Uber is currently under criminal investigation over the company’s “Greyball” software, which allegedly allowed them to hide cars from regulators and law enforcement.
“Uber used the software tool to hide cars from regulators who were attempting to conduct sting operations on drivers in areas the company was not yet licensed to operate, such as Portland, Oregon,” reported The Verge. “The company claims it was developed as a way to cut down on fraud and protect drivers from violent taxi union protestors, and it claimed at the time that it still uses Greyball primarily for this purpose.”
“The program worked by identifying suspicious users either based on credit card information, location, or the type of device being used to access the Uber app,” they explained. “The company went so far as to check credit card data against popular credit unions used by law enforcement and mining public social media data to determine the suspected person’s employment. Once a user was ‘Greyballed,’ so to speak, Uber would show a different version of the its app with fake cars that would not respond to call requests.”
The software was first revealed by The New York Times in March, prompting the investigation.
In April, The New York Times also reported that Uber was nearly kicked off of the Apple App Store after they were caught breaking privacy rules.
“For months, [Uber CEO Travis] Kalanick had pulled a fast one on Apple by directing his employees to help camouflage the ride-hailing app from Apple’s engineers,” reported The Times. “The reason?

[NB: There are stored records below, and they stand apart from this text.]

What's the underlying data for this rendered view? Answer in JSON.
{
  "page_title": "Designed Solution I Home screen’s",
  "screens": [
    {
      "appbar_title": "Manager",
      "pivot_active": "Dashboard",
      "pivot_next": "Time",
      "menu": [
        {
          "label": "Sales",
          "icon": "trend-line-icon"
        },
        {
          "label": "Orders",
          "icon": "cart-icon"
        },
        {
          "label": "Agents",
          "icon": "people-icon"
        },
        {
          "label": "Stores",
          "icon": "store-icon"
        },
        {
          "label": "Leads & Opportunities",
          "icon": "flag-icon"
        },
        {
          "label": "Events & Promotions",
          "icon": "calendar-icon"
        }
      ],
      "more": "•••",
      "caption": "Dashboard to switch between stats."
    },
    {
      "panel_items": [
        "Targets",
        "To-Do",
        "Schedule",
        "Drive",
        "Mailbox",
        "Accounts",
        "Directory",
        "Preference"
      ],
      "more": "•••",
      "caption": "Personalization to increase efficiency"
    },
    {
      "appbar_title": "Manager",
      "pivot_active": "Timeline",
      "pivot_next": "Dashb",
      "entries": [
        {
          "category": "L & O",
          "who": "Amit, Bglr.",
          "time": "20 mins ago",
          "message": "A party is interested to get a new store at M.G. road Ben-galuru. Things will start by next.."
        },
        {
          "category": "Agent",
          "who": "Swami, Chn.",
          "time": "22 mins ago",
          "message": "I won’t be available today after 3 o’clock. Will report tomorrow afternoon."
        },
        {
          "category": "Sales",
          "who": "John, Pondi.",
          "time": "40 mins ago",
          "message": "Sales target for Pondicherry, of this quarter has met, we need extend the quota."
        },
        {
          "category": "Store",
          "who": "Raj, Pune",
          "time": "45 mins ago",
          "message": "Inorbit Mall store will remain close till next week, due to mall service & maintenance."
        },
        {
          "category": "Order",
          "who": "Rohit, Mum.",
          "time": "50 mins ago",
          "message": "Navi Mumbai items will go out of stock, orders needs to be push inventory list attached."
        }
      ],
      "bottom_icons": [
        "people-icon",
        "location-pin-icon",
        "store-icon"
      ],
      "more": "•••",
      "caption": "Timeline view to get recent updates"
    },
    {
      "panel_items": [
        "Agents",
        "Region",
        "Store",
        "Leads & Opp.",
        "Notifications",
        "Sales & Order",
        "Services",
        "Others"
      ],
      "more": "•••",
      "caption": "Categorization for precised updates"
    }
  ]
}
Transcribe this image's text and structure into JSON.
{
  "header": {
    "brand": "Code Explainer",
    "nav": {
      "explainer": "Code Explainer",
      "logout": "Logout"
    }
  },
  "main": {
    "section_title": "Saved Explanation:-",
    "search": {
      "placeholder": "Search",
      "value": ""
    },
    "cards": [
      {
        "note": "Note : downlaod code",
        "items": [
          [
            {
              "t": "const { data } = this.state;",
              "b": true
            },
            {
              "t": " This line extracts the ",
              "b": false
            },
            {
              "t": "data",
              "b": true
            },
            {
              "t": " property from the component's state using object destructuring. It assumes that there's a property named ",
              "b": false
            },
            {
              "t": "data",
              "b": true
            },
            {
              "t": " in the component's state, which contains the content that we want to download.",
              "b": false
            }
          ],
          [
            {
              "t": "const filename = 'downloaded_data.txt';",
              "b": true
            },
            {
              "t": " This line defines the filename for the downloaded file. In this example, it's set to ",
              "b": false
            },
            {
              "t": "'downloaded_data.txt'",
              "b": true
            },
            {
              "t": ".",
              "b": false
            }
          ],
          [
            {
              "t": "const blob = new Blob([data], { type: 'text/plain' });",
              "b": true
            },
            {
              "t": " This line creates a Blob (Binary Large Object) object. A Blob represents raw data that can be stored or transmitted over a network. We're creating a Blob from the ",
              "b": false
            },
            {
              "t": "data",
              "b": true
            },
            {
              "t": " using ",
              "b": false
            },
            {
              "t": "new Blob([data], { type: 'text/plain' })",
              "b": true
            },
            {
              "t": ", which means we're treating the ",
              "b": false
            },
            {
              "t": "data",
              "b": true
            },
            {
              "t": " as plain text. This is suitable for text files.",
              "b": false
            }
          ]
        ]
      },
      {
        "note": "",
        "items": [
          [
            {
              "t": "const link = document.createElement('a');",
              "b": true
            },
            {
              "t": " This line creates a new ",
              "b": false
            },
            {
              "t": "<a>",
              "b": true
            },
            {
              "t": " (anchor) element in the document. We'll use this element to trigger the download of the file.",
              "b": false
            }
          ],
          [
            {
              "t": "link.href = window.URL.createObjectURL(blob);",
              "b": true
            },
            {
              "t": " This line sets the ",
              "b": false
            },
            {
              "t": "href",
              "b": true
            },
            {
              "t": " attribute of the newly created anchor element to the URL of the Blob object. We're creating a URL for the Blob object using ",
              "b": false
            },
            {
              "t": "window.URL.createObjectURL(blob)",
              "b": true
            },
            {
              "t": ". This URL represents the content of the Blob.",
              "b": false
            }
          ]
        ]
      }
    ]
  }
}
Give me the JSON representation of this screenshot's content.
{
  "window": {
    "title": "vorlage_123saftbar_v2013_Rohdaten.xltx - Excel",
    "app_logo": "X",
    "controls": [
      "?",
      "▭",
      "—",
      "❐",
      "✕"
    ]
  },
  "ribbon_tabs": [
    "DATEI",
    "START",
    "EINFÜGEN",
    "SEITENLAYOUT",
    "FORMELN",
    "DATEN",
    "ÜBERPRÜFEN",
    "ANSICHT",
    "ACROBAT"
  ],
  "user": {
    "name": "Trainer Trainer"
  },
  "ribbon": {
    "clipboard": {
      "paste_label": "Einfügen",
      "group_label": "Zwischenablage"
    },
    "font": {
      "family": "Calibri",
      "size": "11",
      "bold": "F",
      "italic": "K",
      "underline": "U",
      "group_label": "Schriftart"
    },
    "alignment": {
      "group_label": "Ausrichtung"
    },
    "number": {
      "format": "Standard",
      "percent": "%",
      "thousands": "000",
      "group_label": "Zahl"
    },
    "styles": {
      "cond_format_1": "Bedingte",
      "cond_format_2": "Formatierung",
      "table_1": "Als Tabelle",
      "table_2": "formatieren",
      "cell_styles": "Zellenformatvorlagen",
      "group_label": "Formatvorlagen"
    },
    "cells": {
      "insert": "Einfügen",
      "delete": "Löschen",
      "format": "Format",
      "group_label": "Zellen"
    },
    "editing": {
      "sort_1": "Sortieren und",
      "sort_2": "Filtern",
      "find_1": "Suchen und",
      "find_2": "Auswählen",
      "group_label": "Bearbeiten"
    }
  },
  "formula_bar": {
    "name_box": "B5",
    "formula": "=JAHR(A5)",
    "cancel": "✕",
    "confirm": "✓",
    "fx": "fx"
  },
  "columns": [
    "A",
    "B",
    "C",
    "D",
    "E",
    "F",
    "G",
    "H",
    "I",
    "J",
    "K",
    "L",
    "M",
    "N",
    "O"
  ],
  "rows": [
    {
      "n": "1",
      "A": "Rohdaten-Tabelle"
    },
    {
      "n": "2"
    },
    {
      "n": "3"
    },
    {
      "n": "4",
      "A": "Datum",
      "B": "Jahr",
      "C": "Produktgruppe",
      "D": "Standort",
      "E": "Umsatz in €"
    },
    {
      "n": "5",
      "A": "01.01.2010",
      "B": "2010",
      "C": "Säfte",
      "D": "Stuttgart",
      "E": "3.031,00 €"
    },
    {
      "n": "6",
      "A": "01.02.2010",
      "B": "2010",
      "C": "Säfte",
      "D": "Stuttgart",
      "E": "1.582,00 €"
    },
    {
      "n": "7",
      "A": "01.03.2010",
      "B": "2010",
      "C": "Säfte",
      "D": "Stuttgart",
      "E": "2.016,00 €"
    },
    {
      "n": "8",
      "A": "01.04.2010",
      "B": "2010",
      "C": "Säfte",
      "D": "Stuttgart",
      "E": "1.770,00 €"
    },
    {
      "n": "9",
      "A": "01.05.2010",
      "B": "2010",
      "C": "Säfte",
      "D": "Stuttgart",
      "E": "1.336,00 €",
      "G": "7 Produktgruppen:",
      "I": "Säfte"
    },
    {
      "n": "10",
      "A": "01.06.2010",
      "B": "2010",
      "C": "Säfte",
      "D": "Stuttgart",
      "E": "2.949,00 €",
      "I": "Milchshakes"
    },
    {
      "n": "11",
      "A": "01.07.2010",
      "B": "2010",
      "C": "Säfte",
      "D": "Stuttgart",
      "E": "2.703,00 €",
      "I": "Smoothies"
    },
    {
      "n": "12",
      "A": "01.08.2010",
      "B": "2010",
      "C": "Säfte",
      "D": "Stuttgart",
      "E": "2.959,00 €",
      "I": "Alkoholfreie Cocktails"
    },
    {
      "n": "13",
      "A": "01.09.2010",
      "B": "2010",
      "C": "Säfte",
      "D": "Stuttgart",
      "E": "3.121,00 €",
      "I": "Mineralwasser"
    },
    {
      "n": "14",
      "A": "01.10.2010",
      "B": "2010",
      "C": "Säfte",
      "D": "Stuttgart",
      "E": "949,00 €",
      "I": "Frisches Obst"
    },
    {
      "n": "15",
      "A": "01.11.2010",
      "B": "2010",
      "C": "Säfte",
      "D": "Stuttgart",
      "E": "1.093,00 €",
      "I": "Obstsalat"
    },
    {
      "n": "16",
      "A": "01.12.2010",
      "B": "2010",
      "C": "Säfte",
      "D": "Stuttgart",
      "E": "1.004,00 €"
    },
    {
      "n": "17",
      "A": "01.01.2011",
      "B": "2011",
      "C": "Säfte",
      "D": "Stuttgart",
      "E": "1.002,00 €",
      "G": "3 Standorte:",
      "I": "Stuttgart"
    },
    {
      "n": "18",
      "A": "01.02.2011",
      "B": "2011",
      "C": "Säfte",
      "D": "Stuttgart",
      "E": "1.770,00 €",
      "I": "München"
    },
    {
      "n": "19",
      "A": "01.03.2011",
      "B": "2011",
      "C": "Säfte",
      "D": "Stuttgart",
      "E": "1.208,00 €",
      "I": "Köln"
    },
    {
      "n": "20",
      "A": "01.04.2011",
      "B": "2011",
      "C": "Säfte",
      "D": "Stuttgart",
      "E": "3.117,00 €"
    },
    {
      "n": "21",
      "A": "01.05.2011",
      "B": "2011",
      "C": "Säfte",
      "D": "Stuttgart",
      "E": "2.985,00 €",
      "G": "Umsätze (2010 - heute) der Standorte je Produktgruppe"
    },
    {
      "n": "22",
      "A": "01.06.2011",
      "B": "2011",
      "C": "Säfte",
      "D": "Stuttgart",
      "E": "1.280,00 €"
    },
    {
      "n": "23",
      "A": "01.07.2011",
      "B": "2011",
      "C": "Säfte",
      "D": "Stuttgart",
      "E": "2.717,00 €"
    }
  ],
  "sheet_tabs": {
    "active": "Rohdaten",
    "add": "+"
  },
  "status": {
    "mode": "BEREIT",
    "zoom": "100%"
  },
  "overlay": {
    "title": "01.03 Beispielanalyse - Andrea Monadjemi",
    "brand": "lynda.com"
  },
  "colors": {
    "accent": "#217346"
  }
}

So Apple would not find out that Uber had been secretly identifying and tagging iPhones even after its app had been deleted and the devices erased — a fraud detection maneuver that violated Apple’s privacy guidelines.”
The article painted Kalanick as a serial rule-breaker, who would frequently push the lines in an effort to advance his company.
“In a quest to build Uber into the world’s dominant ride-hailing entity, Mr. Kalanick has openly disregarded many rules and norms, backing down only when caught or cornered,” The New York Times claimed. “He has flouted transportation and safety regulations, bucked against entrenched competitors and capitalized on legal loopholes and gray areas to gain a business advantage. In the process, Mr. Kalanick has helped create a new transportation industry, with Uber spreading to more than 70 countries and gaining a valuation of nearly $70 billion, and its business continues to grow.”